Problem to work on => Please copy out the records that follow exactly as they stand.

::: Exercise input :::

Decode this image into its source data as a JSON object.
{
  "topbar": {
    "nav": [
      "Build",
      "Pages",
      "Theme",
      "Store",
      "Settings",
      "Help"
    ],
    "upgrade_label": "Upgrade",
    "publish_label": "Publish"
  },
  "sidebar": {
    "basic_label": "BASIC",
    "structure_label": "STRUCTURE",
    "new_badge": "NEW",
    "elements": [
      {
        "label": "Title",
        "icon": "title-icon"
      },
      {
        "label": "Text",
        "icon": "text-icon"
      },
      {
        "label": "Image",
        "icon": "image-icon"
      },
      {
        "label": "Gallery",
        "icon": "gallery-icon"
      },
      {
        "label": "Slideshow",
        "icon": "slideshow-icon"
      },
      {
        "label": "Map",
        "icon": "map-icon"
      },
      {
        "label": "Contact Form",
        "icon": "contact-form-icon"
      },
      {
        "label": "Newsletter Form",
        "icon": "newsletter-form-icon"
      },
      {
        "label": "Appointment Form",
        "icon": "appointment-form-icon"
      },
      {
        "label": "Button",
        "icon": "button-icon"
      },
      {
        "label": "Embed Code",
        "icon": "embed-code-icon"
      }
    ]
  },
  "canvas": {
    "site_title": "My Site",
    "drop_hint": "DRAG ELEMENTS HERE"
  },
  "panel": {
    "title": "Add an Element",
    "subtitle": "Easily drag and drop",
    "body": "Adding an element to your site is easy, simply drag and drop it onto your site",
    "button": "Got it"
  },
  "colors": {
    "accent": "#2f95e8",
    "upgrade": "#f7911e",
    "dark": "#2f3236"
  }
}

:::

Answer to this exercise =>
Decode this image into its source data as a JSON object.
{
  "topbar": {
    "nav": [
      "Build",
      "Pages",
      "Theme",
      "Store",
      "Settings",
      "Help"
    ],
    "upgrade_label": "Upgrade",
    "publish_label": "Publish"
  },
  "sidebar": {
    "basic_label": "BASIC",
    "structure_label": "STRUCTURE",
    "new_badge": "NEW",
    "elements": [
      {
        "label": "Title",
        "icon": "title-icon"
      },
      {
        "label": "Text",
        "icon": "text-icon"
      },
      {
        "label": "Image",
        "icon": "image-icon"
      },
      {
        "label": "Gallery",
        "icon": "gallery-icon"
      },
      {
        "label": "Slideshow",
        "icon": "slideshow-icon"
      },
      {
        "label": "Map",
        "icon": "map-icon"
      },
      {
        "label": "Contact Form",
        "icon": "contact-form-icon"
      },
      {
        "label": "Newsletter Form",
        "icon": "newsletter-form-icon"
      },
      {
        "label": "Appointment Form",
        "icon": "appointment-form-icon"
      },
      {
        "label": "Button",
        "icon": "button-icon"
      },
      {
        "label": "Embed Code",
        "icon": "embed-code-icon"
      }
    ]
  },
  "canvas": {
    "site_title": "My Site",
    "drop_hint": "DRAG ELEMENTS HERE"
  },
  "panel": {
    "title": "Add an Element",
    "subtitle": "Easily drag and drop",
    "body": "Adding an element to your site is easy, simply drag and drop it onto your site",
    "button": "Got it"
  },
  "colors": {
    "accent": "#2f95e8",
    "upgrade": "#f7911e",
    "dark": "#2f3236"
  }
}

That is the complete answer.